What happened
Several senators this week said they were disappointed with attorney general nominee Michael Mukasey’s refusal to say whether the Bush administration’s use of harsh interrogation methods on terror suspects was constitutional. But leaders of both parties said they still expect the Senate Judiciary Committee will vote next month to sign off and send the nomination to the full Senate, which is expected to confirm Mukasey.

What the commentators said
The “wave of support” for Mukasey from Democrats was “surprising,” said Jonathan Turley in the Los Angeles Times (free registration). He refused to “denounce the deplorable practice of ‘waterboarding’" and seemed willing to “lie to duck the issue.” That alone is enough to disqualify him from the job. We need someone “who will denounce torture.”
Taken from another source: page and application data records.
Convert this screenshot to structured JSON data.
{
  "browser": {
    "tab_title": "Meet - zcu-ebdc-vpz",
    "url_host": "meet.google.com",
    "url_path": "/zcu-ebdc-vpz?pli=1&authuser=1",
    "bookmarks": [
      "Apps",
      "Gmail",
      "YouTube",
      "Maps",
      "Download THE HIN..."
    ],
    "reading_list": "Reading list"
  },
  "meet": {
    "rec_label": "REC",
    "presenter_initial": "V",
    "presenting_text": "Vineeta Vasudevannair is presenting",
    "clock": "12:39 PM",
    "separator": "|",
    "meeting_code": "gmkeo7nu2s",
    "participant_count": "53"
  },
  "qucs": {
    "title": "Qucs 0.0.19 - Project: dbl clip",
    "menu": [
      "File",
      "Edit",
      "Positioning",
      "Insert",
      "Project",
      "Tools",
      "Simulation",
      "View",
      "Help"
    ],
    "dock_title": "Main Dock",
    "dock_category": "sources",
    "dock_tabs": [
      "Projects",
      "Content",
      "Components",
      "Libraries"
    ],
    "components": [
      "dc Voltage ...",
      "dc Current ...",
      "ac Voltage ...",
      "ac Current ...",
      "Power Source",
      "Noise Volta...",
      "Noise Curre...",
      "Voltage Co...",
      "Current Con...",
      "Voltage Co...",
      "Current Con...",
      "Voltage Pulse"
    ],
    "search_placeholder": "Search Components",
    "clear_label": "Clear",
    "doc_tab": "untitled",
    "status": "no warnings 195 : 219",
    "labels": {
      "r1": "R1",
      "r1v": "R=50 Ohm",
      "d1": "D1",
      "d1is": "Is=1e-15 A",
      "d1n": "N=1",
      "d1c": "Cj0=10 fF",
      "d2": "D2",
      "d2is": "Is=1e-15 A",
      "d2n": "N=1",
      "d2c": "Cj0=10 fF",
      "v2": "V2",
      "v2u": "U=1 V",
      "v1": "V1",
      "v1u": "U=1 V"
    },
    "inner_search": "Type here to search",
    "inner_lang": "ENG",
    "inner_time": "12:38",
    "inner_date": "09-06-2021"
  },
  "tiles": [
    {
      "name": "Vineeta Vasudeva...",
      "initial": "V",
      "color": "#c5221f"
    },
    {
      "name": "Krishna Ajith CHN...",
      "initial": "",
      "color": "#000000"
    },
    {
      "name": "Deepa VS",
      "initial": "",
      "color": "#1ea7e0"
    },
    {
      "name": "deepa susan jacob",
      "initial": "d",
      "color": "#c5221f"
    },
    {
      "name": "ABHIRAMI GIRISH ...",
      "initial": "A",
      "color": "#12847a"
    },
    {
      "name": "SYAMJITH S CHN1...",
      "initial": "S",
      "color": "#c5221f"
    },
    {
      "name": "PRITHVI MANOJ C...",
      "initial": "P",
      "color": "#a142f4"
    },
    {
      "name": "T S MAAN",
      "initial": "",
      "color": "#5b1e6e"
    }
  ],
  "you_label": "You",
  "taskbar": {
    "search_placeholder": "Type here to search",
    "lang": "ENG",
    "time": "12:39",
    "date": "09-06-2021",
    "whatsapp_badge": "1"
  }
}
Mukasey promised to resign if the president violated the Constitution, said Robert F. Turner in OpinionJournal.com. What more do you want? Some critics complained that Mukasey wouldn’t use the federal wiretapping law to prevent the administration from using warrantless surveillance of foreign terror suspects, but that would “usurp presidential power” granted by the Constitution.

The debates over “the proper scope of federal power” won’t end when Bush leaves office, said Jeff Jacoby in The Boston Globe (free registration). At least, let’s hope they don’t. “We should welcome them as signs not just of factiousness, but of strength: Americans argue about fundamental freedoms because Americans are fundamentally free.”